** Opening RECORDS SHOWN block **

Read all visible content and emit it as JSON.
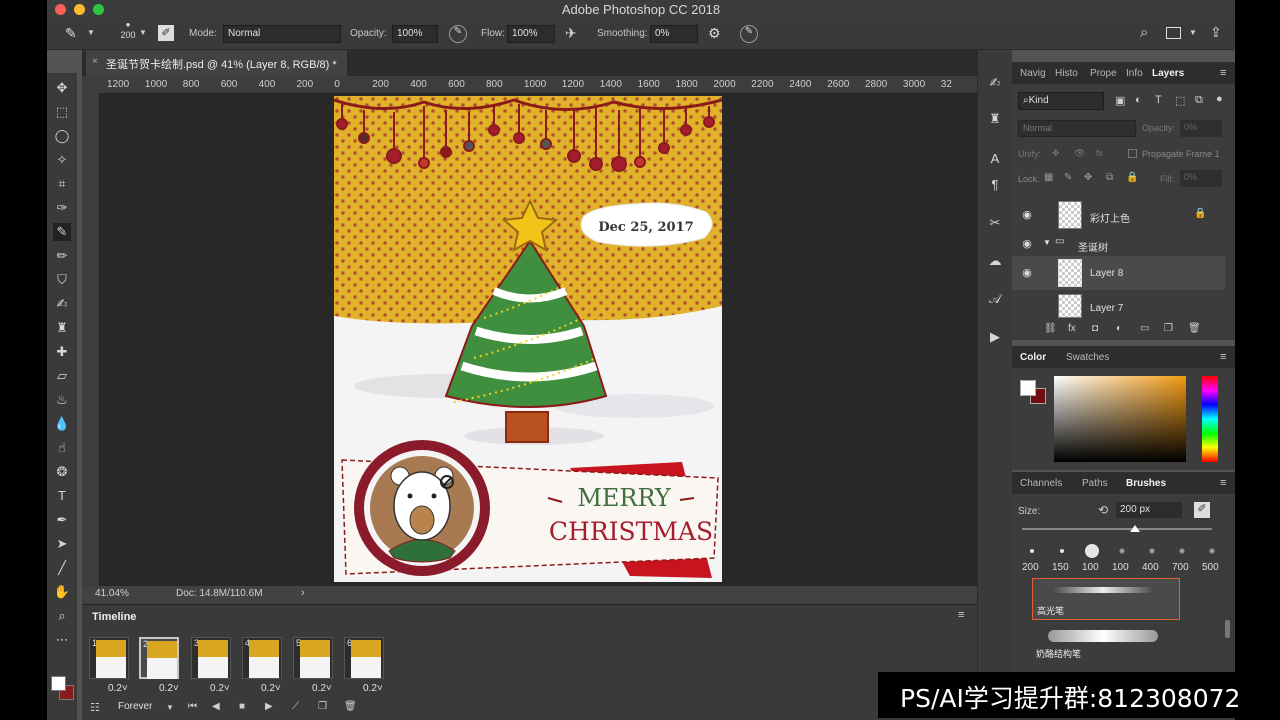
{
  "app": {
    "title": "Adobe Photoshop CC 2018",
    "document_tab": "圣诞节贺卡绘制.psd @ 41% (Layer 8, RGB/8) *"
  },
  "options_bar": {
    "brush_size": "200",
    "mode_label": "Mode:",
    "mode_value": "Normal",
    "opacity_label": "Opacity:",
    "opacity_value": "100%",
    "flow_label": "Flow:",
    "flow_value": "100%",
    "smoothing_label": "Smoothing:",
    "smoothing_value": "0%"
  },
  "ruler": {
    "h_ticks": [
      "1200",
      "1000",
      "800",
      "600",
      "400",
      "200",
      "0",
      "200",
      "400",
      "600",
      "800",
      "1000",
      "1200",
      "1400",
      "1600",
      "1800",
      "2000",
      "2200",
      "2400",
      "2600",
      "2800",
      "3000",
      "32"
    ]
  },
  "artwork": {
    "date_text": "Dec 25, 2017",
    "merry": "MERRY",
    "christmas": "CHRISTMAS"
  },
  "status": {
    "zoom": "41.04%",
    "doc_info": "Doc: 14.8M/110.6M"
  },
  "timeline": {
    "title": "Timeline",
    "loop": "Forever",
    "frames": [
      {
        "num": "1",
        "duration": "0.2"
      },
      {
        "num": "2",
        "duration": "0.2"
      },
      {
        "num": "3",
        "duration": "0.2"
      },
      {
        "num": "4",
        "duration": "0.2"
      },
      {
        "num": "5",
        "duration": "0.2"
      },
      {
        "num": "6",
        "duration": "0.2"
      }
    ]
  },
  "layers_panel": {
    "tabs": [
      "Navig",
      "Histo",
      "Prope",
      "Info",
      "Layers"
    ],
    "filter": "Kind",
    "blend": "Normal",
    "opacity_label": "Opacity:",
    "opacity_value": "0%",
    "unify_label": "Unify:",
    "propagate": "Propagate Frame 1",
    "lock_label": "Lock:",
    "fill_label": "Fill:",
    "fill_value": "0%",
    "layers": [
      {
        "name": "彩灯上色"
      },
      {
        "name": "圣诞树"
      },
      {
        "name": "Layer 8"
      },
      {
        "name": "Layer 7"
      }
    ]
  },
  "color_panel": {
    "tabs": [
      "Color",
      "Swatches"
    ]
  },
  "brushes_panel": {
    "tabs": [
      "Channels",
      "Paths",
      "Brushes"
    ],
    "size_label": "Size:",
    "size_value": "200 px",
    "presets": [
      "200",
      "150",
      "100",
      "100",
      "400",
      "700",
      "500"
    ],
    "brush_names": [
      "高光笔",
      "奶酪结构笔"
    ]
  },
  "watermark": "PS/AI学习提升群:812308072"
}
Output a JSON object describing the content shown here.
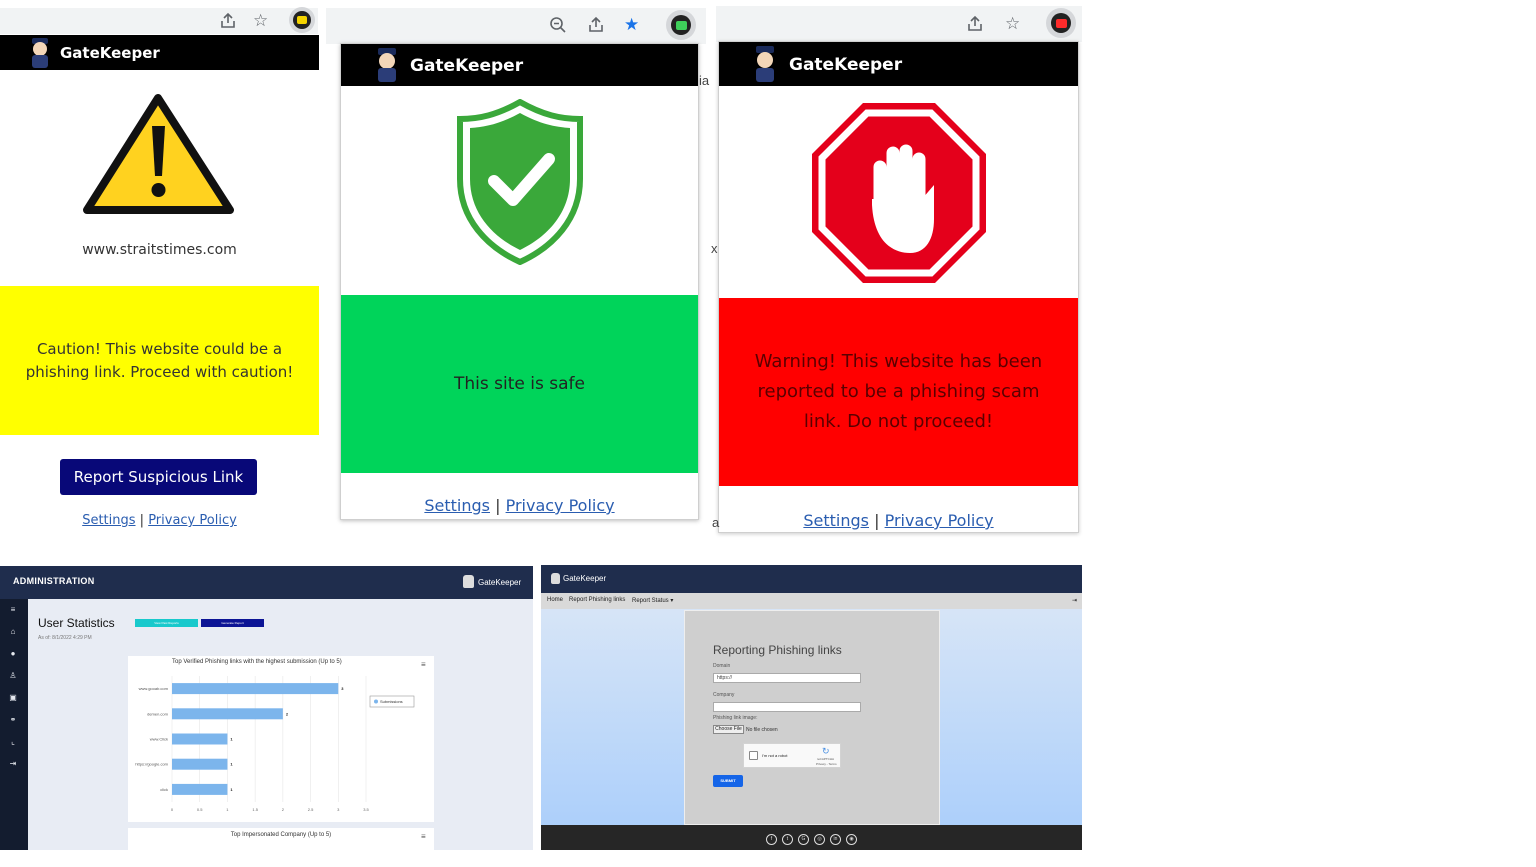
{
  "popup_warning": {
    "brand": "GateKeeper",
    "domain": "www.straitstimes.com",
    "message": "Caution! This website could be a phishing link. Proceed with caution!",
    "report_button": "Report Suspicious Link",
    "settings_link": "Settings",
    "separator": "|",
    "privacy_link": "Privacy Policy",
    "icon": "warning-triangle-icon",
    "color": "#ffff00"
  },
  "popup_safe": {
    "brand": "GateKeeper",
    "message": "This site is safe",
    "settings_link": "Settings",
    "separator": "|",
    "privacy_link": "Privacy Policy",
    "icon": "shield-check-icon",
    "color": "#00d45a"
  },
  "popup_danger": {
    "brand": "GateKeeper",
    "message": "Warning! This website has been reported to be a phishing scam link. Do not proceed!",
    "settings_link": "Settings",
    "separator": "|",
    "privacy_link": "Privacy Policy",
    "icon": "stop-hand-icon",
    "color": "#ff0000"
  },
  "bg_fragments": {
    "a": "ia",
    "b": "x",
    "c": "a"
  },
  "admin": {
    "header": "ADMINISTRATION",
    "brand": "GateKeeper",
    "page_title": "User Statistics",
    "btn_view_past": "View Past Reports",
    "btn_generate": "Generate Report",
    "as_of": "As of: 8/1/2022 4:29 PM",
    "chart_title": "Top Verified Phishing links with the highest submission (Up to 5)",
    "legend": "Submissions",
    "second_chart_title": "Top Impersonated Company (Up to 5)",
    "sidebar_icons": [
      "menu-icon",
      "home-icon",
      "info-icon",
      "user-icon",
      "lock-icon",
      "link-icon",
      "chart-icon",
      "logout-icon"
    ]
  },
  "chart_data": {
    "type": "bar",
    "orientation": "horizontal",
    "title": "Top Verified Phishing links with the highest submission (Up to 5)",
    "categories": [
      "www.gooab.com",
      "demen.com",
      "www.Click",
      "https://google.com",
      "click"
    ],
    "series": [
      {
        "name": "Submissions",
        "values": [
          3,
          2,
          1,
          1,
          1
        ]
      }
    ],
    "xticks": [
      "0",
      "0.5",
      "1",
      "1.5",
      "2",
      "2.5",
      "3",
      "3.5"
    ],
    "xlim": [
      0,
      3.5
    ],
    "grid": true,
    "legend": "right"
  },
  "report_page": {
    "brand": "GateKeeper",
    "nav": [
      "Home",
      "Report Phishing links",
      "Report Status ▾"
    ],
    "title": "Reporting Phishing links",
    "domain_label": "Domain",
    "domain_value": "https:// ",
    "company_label": "Company",
    "image_label": "Phishing link image:",
    "choose_file": "Choose File",
    "no_file": "No file chosen",
    "captcha_label": "I'm not a robot",
    "captcha_brand": "reCAPTCHA",
    "captcha_terms": "Privacy - Terms",
    "submit": "SUBMIT",
    "social_icons": [
      "facebook-icon",
      "twitter-icon",
      "google-icon",
      "instagram-icon",
      "linkedin-icon",
      "github-icon"
    ]
  }
}
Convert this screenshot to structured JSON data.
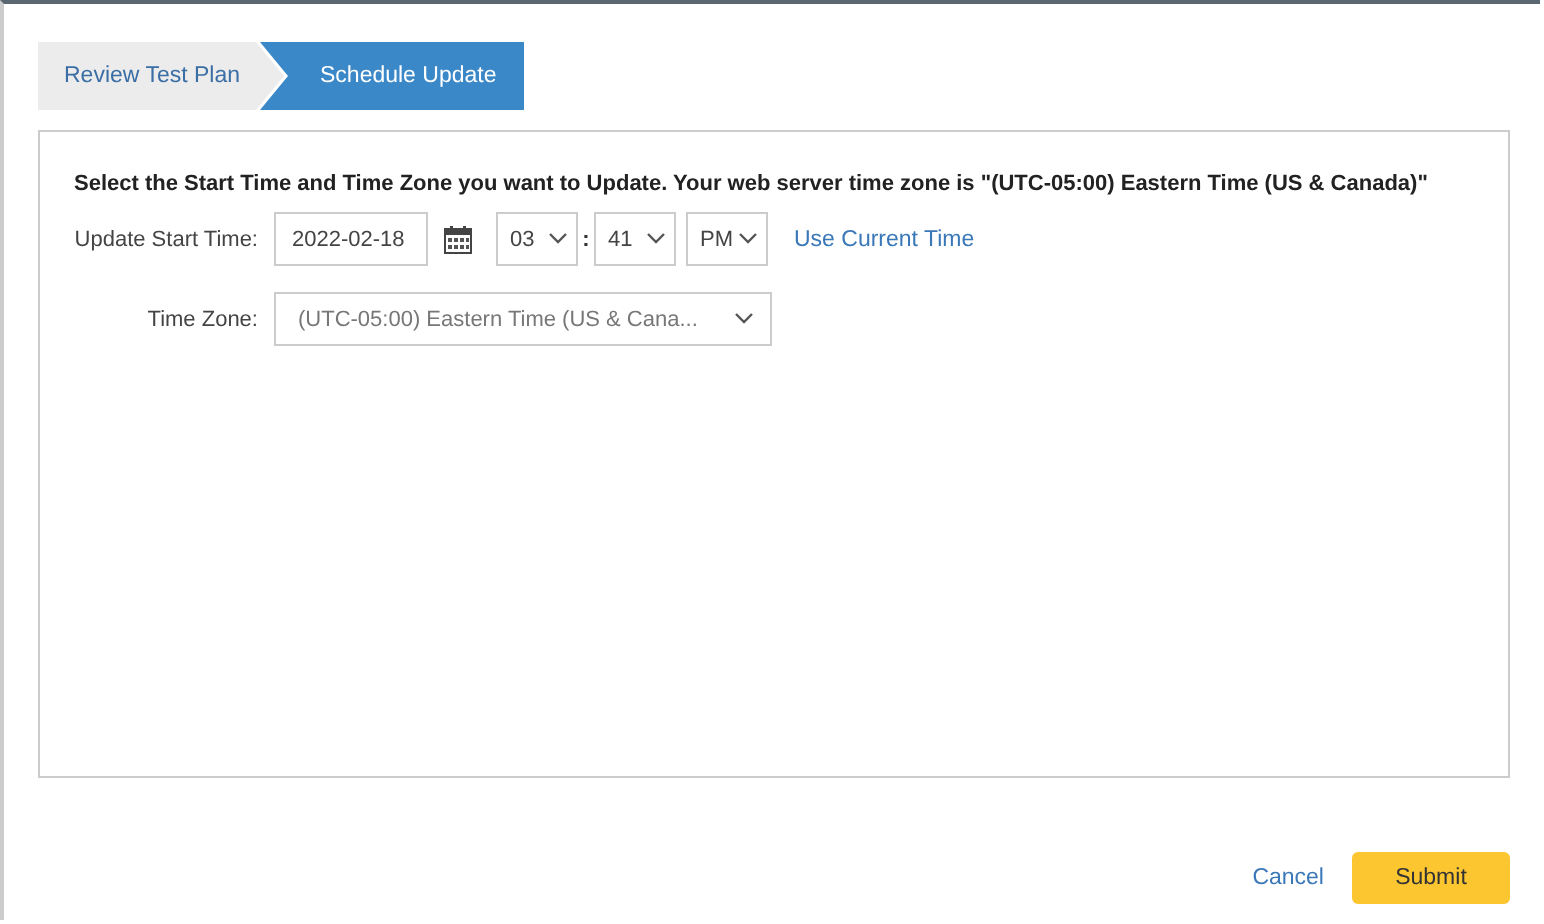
{
  "steps": [
    {
      "label": "Review Test Plan",
      "selected": false
    },
    {
      "label": "Schedule Update",
      "selected": true
    }
  ],
  "heading": "Select the Start Time and Time Zone you want to Update. Your web server time zone is \"(UTC-05:00) Eastern Time (US & Canada)\"",
  "start_time": {
    "label": "Update Start Time:",
    "date": "2022-02-18",
    "hour": "03",
    "separator": ":",
    "minute": "41",
    "ampm": "PM",
    "link": "Use Current Time"
  },
  "time_zone": {
    "label": "Time Zone:",
    "value": "(UTC-05:00) Eastern Time (US & Cana..."
  },
  "buttons": [
    {
      "label": "Cancel",
      "kind": "link"
    },
    {
      "label": "Submit",
      "kind": "primary"
    }
  ]
}
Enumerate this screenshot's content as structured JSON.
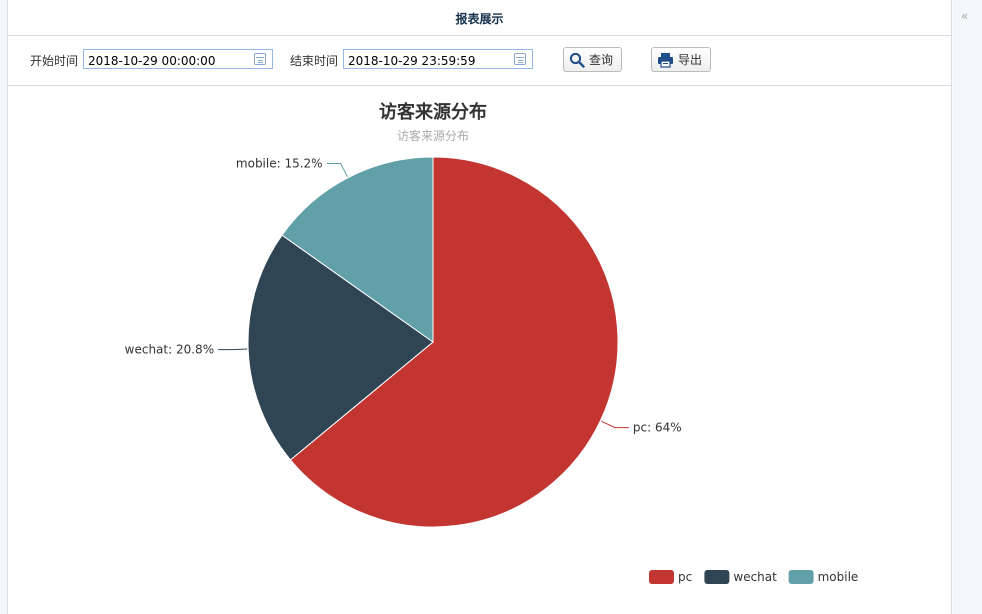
{
  "header": {
    "title": "报表展示"
  },
  "rail": {
    "collapse_glyph": "«"
  },
  "toolbar": {
    "start_label": "开始时间",
    "start_value": "2018-10-29 00:00:00",
    "end_label": "结束时间",
    "end_value": "2018-10-29 23:59:59",
    "query_label": "查询",
    "export_label": "导出"
  },
  "icons": {
    "query": "search-icon",
    "export": "printer-icon",
    "date": "calendar-icon"
  },
  "chart_data": {
    "type": "pie",
    "title": "访客来源分布",
    "subtitle": "访客来源分布",
    "legend_position": "bottom-right",
    "slices": [
      {
        "name": "pc",
        "percent": 64,
        "label": "pc: 64%",
        "color": "#c23531"
      },
      {
        "name": "wechat",
        "percent": 20.8,
        "label": "wechat: 20.8%",
        "color": "#2f4554"
      },
      {
        "name": "mobile",
        "percent": 15.2,
        "label": "mobile: 15.2%",
        "color": "#61a0a8"
      }
    ]
  }
}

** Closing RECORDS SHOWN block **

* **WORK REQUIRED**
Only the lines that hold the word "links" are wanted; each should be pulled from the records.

* **OUTPUT FOR THIS EXERCISE**
    "chart_title": "Top Verified Phishing links with the highest submission (Up to 5)",
    "title": "Top Verified Phishing links with the highest submission (Up to 5)",
      "Report Phishing links",
    "title": "Reporting Phishing links",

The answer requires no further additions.